What you should do:
All of the data that follows should be given again exactly, without its images.

Data extracted from a collection:

* * * * *

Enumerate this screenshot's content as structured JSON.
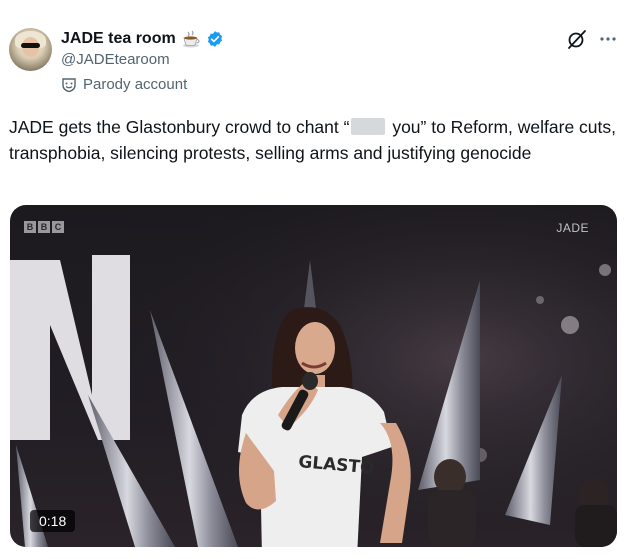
{
  "author": {
    "display_name": "JADE tea room",
    "handle": "@JADEtearoom",
    "parody_label": "Parody account"
  },
  "tweet": {
    "text_before": "JADE gets the Glastonbury crowd to chant “",
    "text_after": " you” to Reform, welfare cuts, transphobia, silencing protests, selling arms and justifying genocide"
  },
  "media": {
    "broadcaster_letters": [
      "B",
      "B",
      "C"
    ],
    "watermark": "JADE",
    "duration": "0:18",
    "shirt_text": "GLASTO"
  },
  "icons": {
    "name_emoji": "hot-beverage-icon",
    "verified": "verified-badge-icon",
    "parody": "parody-mask-icon",
    "grok": "grok-icon",
    "more": "more-options-icon"
  },
  "colors": {
    "text_primary": "#0f1419",
    "text_secondary": "#536471",
    "verified_blue": "#1d9bf0"
  }
}
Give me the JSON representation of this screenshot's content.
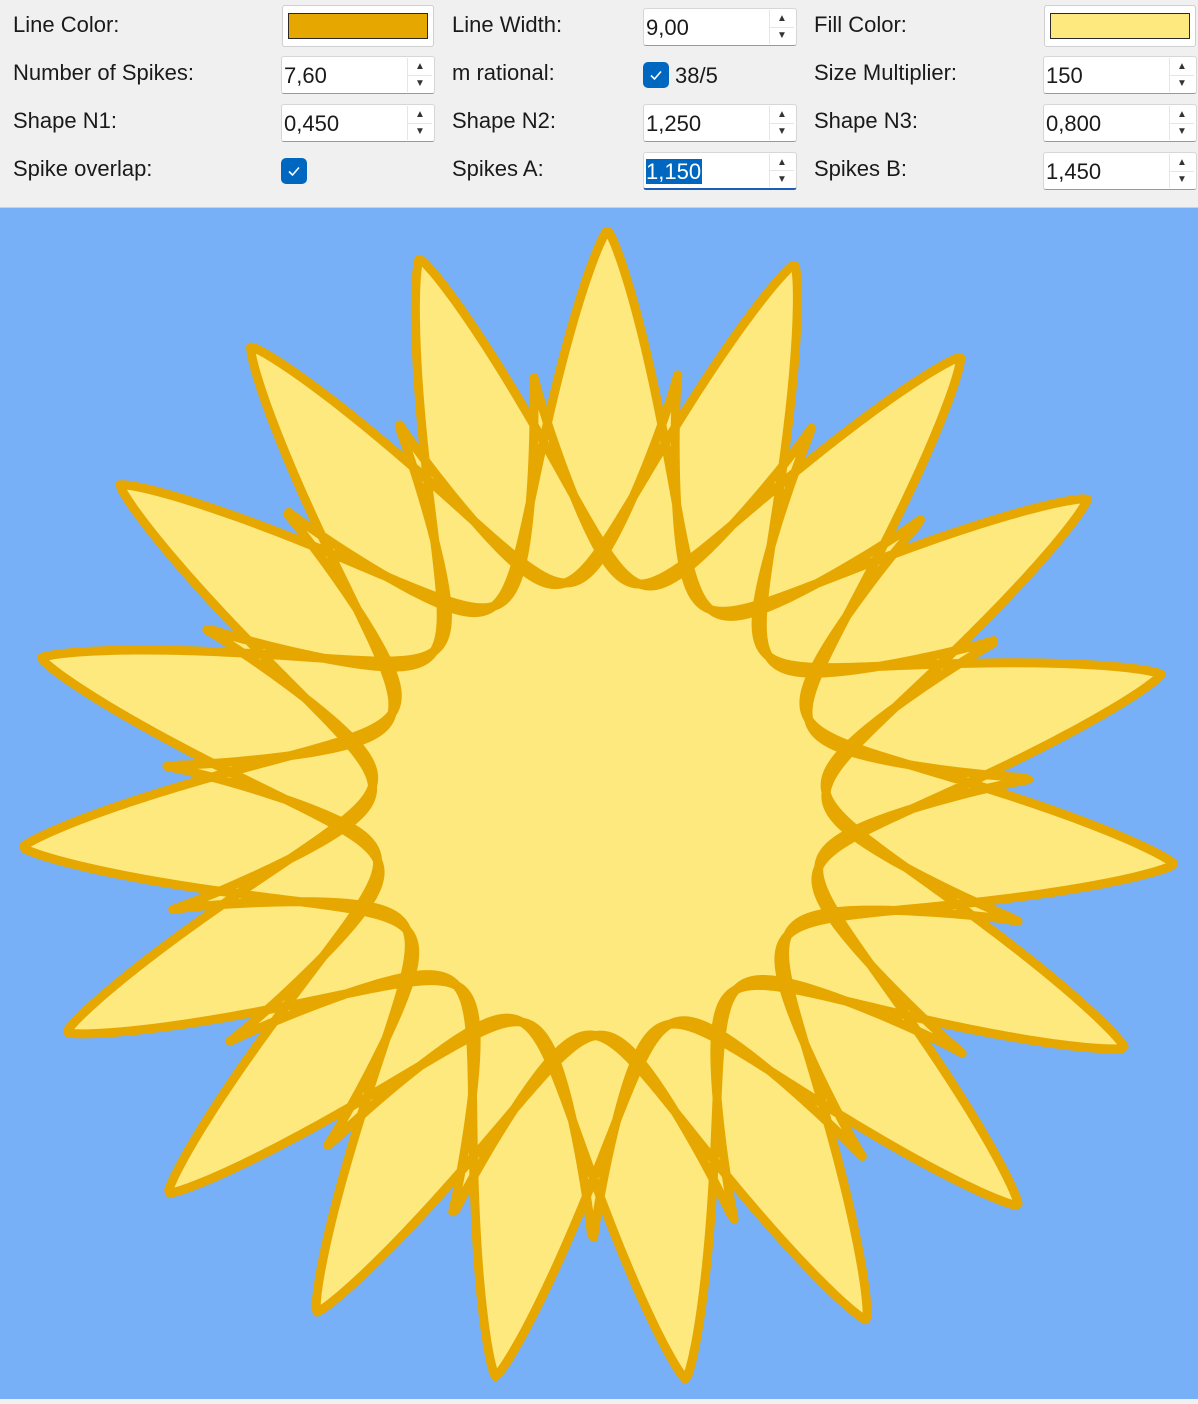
{
  "controls": {
    "line_color": {
      "label": "Line Color:",
      "color": "#e6a800"
    },
    "line_width": {
      "label": "Line Width:",
      "value": "9,00"
    },
    "fill_color": {
      "label": "Fill Color:",
      "color": "#fde97e"
    },
    "num_spikes": {
      "label": "Number of Spikes:",
      "value": "7,60"
    },
    "m_rational": {
      "label": "m rational:",
      "checked": true,
      "fraction": "38/5"
    },
    "size_multiplier": {
      "label": "Size Multiplier:",
      "value": "150"
    },
    "shape_n1": {
      "label": "Shape N1:",
      "value": "0,450"
    },
    "shape_n2": {
      "label": "Shape N2:",
      "value": "1,250"
    },
    "shape_n3": {
      "label": "Shape N3:",
      "value": "0,800"
    },
    "spike_overlap": {
      "label": "Spike overlap:",
      "checked": true
    },
    "spikes_a": {
      "label": "Spikes A:",
      "value": "1,150"
    },
    "spikes_b": {
      "label": "Spikes B:",
      "value": "1,450"
    }
  },
  "canvas": {
    "background": "#78b0f8",
    "stroke_color": "#e6a800",
    "fill_color": "#fde97e",
    "line_width": 9.0,
    "m": 7.6,
    "n1": 0.45,
    "n2": 1.25,
    "n3": 0.8,
    "a": 1.15,
    "b": 1.45,
    "size_multiplier": 150
  },
  "icons": {
    "spin_up": "▲",
    "spin_down": "▼"
  }
}
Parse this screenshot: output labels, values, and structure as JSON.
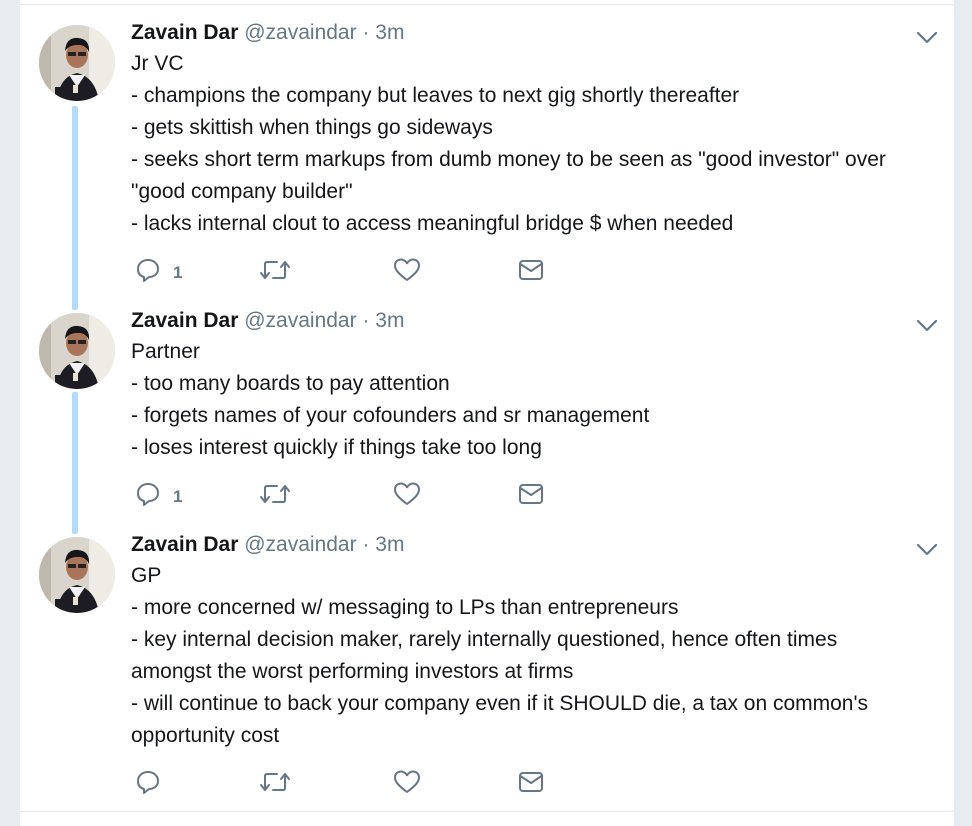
{
  "tweets": [
    {
      "name": "Zavain Dar",
      "handle": "@zavaindar",
      "separator": "·",
      "time": "3m",
      "lines": [
        "Jr VC",
        "- champions the company but leaves to next gig shortly thereafter",
        "- gets skittish when things go sideways",
        "- seeks short term markups from dumb money to be seen as \"good investor\" over",
        "\"good company builder\"",
        "- lacks internal clout to access meaningful bridge $ when needed"
      ],
      "reply_count": "1"
    },
    {
      "name": "Zavain Dar",
      "handle": "@zavaindar",
      "separator": "·",
      "time": "3m",
      "lines": [
        "Partner",
        "- too many boards to pay attention",
        "- forgets names of your cofounders and sr management",
        "- loses interest quickly if things take too long"
      ],
      "reply_count": "1"
    },
    {
      "name": "Zavain Dar",
      "handle": "@zavaindar",
      "separator": "·",
      "time": "3m",
      "lines": [
        "GP",
        "- more concerned w/ messaging to LPs than entrepreneurs",
        "- key internal decision maker, rarely internally questioned, hence often times",
        "amongst the worst performing investors at firms",
        "- will continue to back your company even if it SHOULD die, a tax on common's",
        "opportunity cost"
      ],
      "reply_count": ""
    }
  ],
  "icons": {
    "reply": "reply-icon",
    "retweet": "retweet-icon",
    "like": "heart-icon",
    "dm": "envelope-icon",
    "caret": "chevron-down-icon"
  },
  "colors": {
    "thread_line": "#b5dcf6",
    "icon": "#657786",
    "text": "#14171a",
    "muted": "#657786"
  }
}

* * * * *

Response to this task:
Enumerate this screenshot's content as structured JSON.
{
  "author": {
    "display_name": "JADE tea room",
    "handle": "@JADEtearoom",
    "parody_label": "Parody account"
  },
  "tweet": {
    "text_before": "JADE gets the Glastonbury crowd to chant “",
    "text_after": " you” to Reform, welfare cuts, transphobia, silencing protests, selling arms and justifying genocide"
  },
  "media": {
    "broadcaster_letters": [
      "B",
      "B",
      "C"
    ],
    "watermark": "JADE",
    "duration": "0:18",
    "shirt_text": "GLASTO"
  },
  "icons": {
    "name_emoji": "hot-beverage-icon",
    "verified": "verified-badge-icon",
    "parody": "parody-mask-icon",
    "grok": "grok-icon",
    "more": "more-options-icon"
  },
  "colors": {
    "text_primary": "#0f1419",
    "text_secondary": "#536471",
    "verified_blue": "#1d9bf0"
  }
}
Give me the JSON representation of this screenshot's content.
{
  "controls": {
    "line_color": {
      "label": "Line Color:",
      "color": "#e6a800"
    },
    "line_width": {
      "label": "Line Width:",
      "value": "9,00"
    },
    "fill_color": {
      "label": "Fill Color:",
      "color": "#fde97e"
    },
    "num_spikes": {
      "label": "Number of Spikes:",
      "value": "7,60"
    },
    "m_rational": {
      "label": "m rational:",
      "checked": true,
      "fraction": "38/5"
    },
    "size_multiplier": {
      "label": "Size Multiplier:",
      "value": "150"
    },
    "shape_n1": {
      "label": "Shape N1:",
      "value": "0,450"
    },
    "shape_n2": {
      "label": "Shape N2:",
      "value": "1,250"
    },
    "shape_n3": {
      "label": "Shape N3:",
      "value": "0,800"
    },
    "spike_overlap": {
      "label": "Spike overlap:",
      "checked": true
    },
    "spikes_a": {
      "label": "Spikes A:",
      "value": "1,150"
    },
    "spikes_b": {
      "label": "Spikes B:",
      "value": "1,450"
    }
  },
  "canvas": {
    "background": "#78b0f8",
    "stroke_color": "#e6a800",
    "fill_color": "#fde97e",
    "line_width": 9.0,
    "m": 7.6,
    "n1": 0.45,
    "n2": 1.25,
    "n3": 0.8,
    "a": 1.15,
    "b": 1.45,
    "size_multiplier": 150
  },
  "icons": {
    "spin_up": "▲",
    "spin_down": "▼"
  }
}
Parse this screenshot: output labels, values, and structure as JSON.
{
  "tweets": [
    {
      "name": "Zavain Dar",
      "handle": "@zavaindar",
      "separator": "·",
      "time": "3m",
      "lines": [
        "Jr VC",
        "- champions the company but leaves to next gig shortly thereafter",
        "- gets skittish when things go sideways",
        "- seeks short term markups from dumb money to be seen as \"good investor\" over",
        "\"good company builder\"",
        "- lacks internal clout to access meaningful bridge $ when needed"
      ],
      "reply_count": "1"
    },
    {
      "name": "Zavain Dar",
      "handle": "@zavaindar",
      "separator": "·",
      "time": "3m",
      "lines": [
        "Partner",
        "- too many boards to pay attention",
        "- forgets names of your cofounders and sr management",
        "- loses interest quickly if things take too long"
      ],
      "reply_count": "1"
    },
    {
      "name": "Zavain Dar",
      "handle": "@zavaindar",
      "separator": "·",
      "time": "3m",
      "lines": [
        "GP",
        "- more concerned w/ messaging to LPs than entrepreneurs",
        "- key internal decision maker, rarely internally questioned, hence often times",
        "amongst the worst performing investors at firms",
        "- will continue to back your company even if it SHOULD die, a tax on common's",
        "opportunity cost"
      ],
      "reply_count": ""
    }
  ],
  "icons": {
    "reply": "reply-icon",
    "retweet": "retweet-icon",
    "like": "heart-icon",
    "dm": "envelope-icon",
    "caret": "chevron-down-icon"
  },
  "colors": {
    "thread_line": "#b5dcf6",
    "icon": "#657786",
    "text": "#14171a",
    "muted": "#657786"
  }
}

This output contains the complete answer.